New research has drawn a direct link between prejudiced portrayals of Muslims in the media and an increase in anti-Muslim violence. Researchers from the University of Exeter say the press make some feel "licensed to abuse" Muslims.
Muslim organisations have condemned a planned demonstration by extremists who are calling for sharia law in Britain. Parts of the media have also come under fire for implying that the extremists are representative of British Muslims generally.
An amalgam of research projects prepared by members of an expert panel examining published newspaper articles and reporting the experiences of Muslim journalists has revealed a "torrent" of negative stories and widespread prejudice.
The head of the Muslim Council of Britain has condemned what he describes as "the climate of fear" and prejudice experienced by many Muslims in the UK, and has called on the authorities to stamp out prejudice and promote fair treatment.
A common European platform based on inclusivity and anti-racism was established at a conference of Muslim and Jewish organisations in Brussels, Beligium, last week.
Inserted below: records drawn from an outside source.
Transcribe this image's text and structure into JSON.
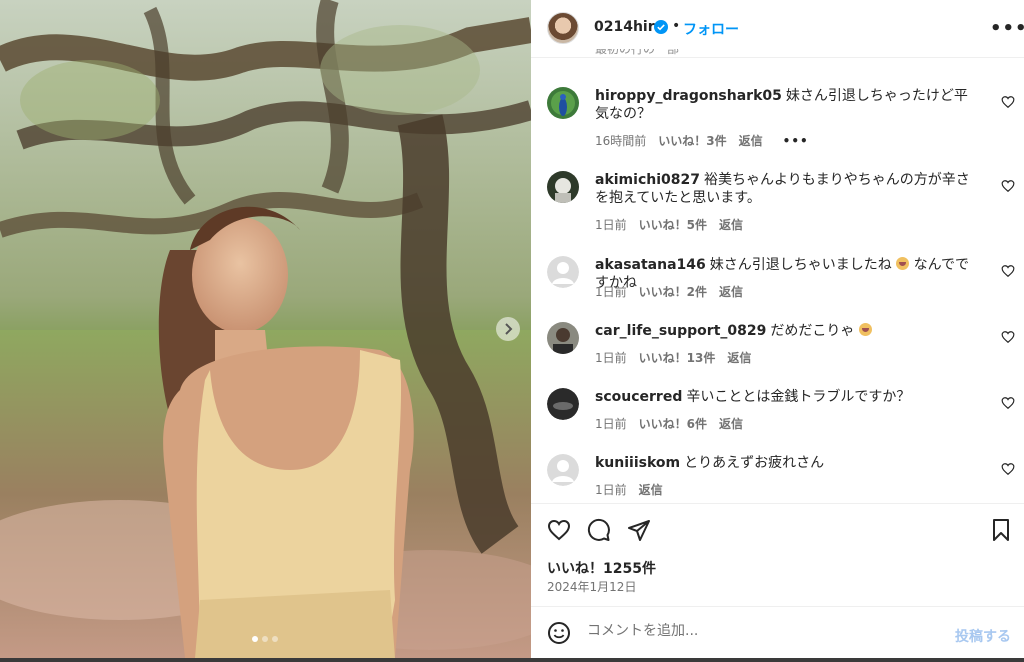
{
  "post": {
    "username": "0214hiro",
    "separator": "•",
    "follow_label": "フォロー",
    "more_label": "•••",
    "carousel": {
      "slide_count": 3,
      "active_slide": 1
    },
    "cut_off_comment": "最初の行の一部"
  },
  "comments": [
    {
      "user": "hiroppy_dragonshark05",
      "text": "妹さん引退しちゃったけど平気なの？",
      "time": "16時間前",
      "likes": "いいね！3件",
      "reply": "返信",
      "more": "•••",
      "avatar": "peacock"
    },
    {
      "user": "akimichi0827",
      "text": "裕美ちゃんよりもまりやちゃんの方が辛さを抱えていたと思います。",
      "time": "1日前",
      "likes": "いいね！5件",
      "reply": "返信",
      "avatar": "photo-dark"
    },
    {
      "user": "akasatana146",
      "text": "妹さん引退しちゃいましたね",
      "text_after": "なんでですかね",
      "time": "1日前",
      "likes": "いいね！2件",
      "reply": "返信",
      "avatar": "default"
    },
    {
      "user": "car_life_support_0829",
      "text": "だめだこりゃ",
      "time": "1日前",
      "likes": "いいね！13件",
      "reply": "返信",
      "avatar": "person"
    },
    {
      "user": "scoucerred",
      "text": "辛いこととは金銭トラブルですか？",
      "time": "1日前",
      "likes": "いいね！6件",
      "reply": "返信",
      "avatar": "dark"
    },
    {
      "user": "kuniiiskom",
      "text": "とりあえずお疲れさん",
      "time": "1日前",
      "reply": "返信",
      "avatar": "default"
    }
  ],
  "actions": {
    "likes_total": "いいね！1255件",
    "date": "2024年1月12日"
  },
  "composer": {
    "placeholder": "コメントを追加...",
    "post_label": "投稿する"
  },
  "colors": {
    "accent": "#0095f6",
    "post_disabled": "#a8c8f0",
    "meta_text": "#737373",
    "border": "#efefef"
  }
}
The ain is to combat animosity and encourage dialogue.
Following police action in a high profile suspected UK terror case last week, one of Birmingham's senior Muslim leaders, Dr Mohammad Naseem, chair of the city's Central Mosque, has said that Muslims in Britain are being labelled as a threat in a way that has parallels with the treatment of Jews under Hitler.